Elimination orderings

• Represent an “unraveling” of the graph one vertex at a time, with plans to memoize

• Problem to be solved: when I eliminate a vertex, I create hidden interactions between neighbors of that vertex

• To represent those interactions, need to add edges between all neighbors.

• If can do so without ever creating large neighbor set, there is hope!

Treewidth

• Induced Treewidth: For a given graph, for any elimination ordering, induced treewidth of that ordering is the size of the largest neighbor set created by that elimination ordering

• Graph Treewidth: For any graph, its treewidth is the induced treewidth of the best elimination ordering (the one with smallest induced treewidth)

• Treewidth 1: tree

• Treewidth 2: series-parallel graphs

SAT

• Treewidth not just for problems on graphs

• Use graph to reflect interactions between any variables

• eg, edge between two variables if they share a clause

• Maintain truth-table for each clause—list of satisfying assignments for it

• Take eliminated vertex/variable $$v$$

• Combine its clause’s truth tables—combined clause is happy with a given assignments if original set are all happy for some setting of $$v$$

• Reduced formula is SAT iff original is

• Size of new clause: degree of $$v$$

• So, if small treewidth, never create large clause

• In which case, easy to maintain tables

• Runtime: $$n$$ eliminations, each involving about $$O(2^k)$$ work, where k is the treewidth of the graph.
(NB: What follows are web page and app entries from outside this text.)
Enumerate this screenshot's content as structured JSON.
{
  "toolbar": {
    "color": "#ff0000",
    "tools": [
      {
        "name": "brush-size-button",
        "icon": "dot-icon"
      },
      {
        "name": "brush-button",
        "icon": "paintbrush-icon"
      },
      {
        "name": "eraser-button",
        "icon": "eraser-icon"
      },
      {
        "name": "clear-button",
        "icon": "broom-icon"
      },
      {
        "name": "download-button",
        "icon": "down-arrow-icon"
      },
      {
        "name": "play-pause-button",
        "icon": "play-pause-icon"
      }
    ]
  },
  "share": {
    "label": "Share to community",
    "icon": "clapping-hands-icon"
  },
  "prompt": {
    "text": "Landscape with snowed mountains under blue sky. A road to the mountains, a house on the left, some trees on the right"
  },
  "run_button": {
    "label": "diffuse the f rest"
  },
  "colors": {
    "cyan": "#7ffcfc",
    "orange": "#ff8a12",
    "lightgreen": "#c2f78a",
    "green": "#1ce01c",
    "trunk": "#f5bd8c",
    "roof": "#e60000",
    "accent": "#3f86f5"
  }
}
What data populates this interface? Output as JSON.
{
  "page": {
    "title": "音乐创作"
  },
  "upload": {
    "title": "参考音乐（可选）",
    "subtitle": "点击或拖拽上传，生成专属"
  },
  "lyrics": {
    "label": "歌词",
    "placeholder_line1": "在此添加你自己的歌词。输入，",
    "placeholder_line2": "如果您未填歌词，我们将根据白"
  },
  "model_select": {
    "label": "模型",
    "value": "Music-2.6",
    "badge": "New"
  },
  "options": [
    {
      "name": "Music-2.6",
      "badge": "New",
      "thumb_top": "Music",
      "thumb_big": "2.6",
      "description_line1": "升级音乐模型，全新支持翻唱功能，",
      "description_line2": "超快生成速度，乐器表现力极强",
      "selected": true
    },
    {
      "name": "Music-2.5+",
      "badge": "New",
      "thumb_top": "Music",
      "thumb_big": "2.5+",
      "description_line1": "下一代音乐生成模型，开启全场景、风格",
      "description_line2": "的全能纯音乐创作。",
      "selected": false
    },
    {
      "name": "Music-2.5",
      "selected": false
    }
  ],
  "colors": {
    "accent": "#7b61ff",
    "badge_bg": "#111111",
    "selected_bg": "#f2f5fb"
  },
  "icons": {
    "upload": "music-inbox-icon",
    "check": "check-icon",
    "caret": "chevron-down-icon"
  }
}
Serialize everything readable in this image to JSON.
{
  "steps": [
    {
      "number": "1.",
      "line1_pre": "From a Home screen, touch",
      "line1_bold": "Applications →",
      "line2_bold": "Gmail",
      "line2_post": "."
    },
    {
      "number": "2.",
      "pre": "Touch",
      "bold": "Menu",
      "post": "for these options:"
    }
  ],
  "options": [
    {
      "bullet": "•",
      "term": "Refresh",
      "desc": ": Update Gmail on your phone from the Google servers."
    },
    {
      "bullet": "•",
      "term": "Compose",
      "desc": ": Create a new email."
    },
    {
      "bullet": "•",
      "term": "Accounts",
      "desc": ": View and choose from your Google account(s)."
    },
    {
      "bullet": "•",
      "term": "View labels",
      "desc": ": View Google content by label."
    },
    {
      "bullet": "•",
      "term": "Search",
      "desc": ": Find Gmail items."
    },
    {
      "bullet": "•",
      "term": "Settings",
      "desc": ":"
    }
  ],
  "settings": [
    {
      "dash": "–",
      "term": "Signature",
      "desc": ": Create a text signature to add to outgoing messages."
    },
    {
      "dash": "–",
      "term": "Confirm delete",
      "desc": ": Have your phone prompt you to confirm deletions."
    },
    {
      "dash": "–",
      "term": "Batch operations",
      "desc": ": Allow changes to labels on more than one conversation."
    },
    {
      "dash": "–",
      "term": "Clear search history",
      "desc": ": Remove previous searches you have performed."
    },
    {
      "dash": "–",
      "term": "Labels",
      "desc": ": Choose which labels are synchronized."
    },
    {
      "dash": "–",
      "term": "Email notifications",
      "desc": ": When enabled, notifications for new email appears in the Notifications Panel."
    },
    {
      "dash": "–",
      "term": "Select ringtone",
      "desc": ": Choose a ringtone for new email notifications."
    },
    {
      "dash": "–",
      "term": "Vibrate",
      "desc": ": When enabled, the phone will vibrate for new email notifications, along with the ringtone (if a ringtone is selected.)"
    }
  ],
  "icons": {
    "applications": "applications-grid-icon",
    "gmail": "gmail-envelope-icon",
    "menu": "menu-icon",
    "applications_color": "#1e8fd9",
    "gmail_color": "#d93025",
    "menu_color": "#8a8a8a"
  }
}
• When unwinding, always have satisfying assignment that can be extended to remove vertex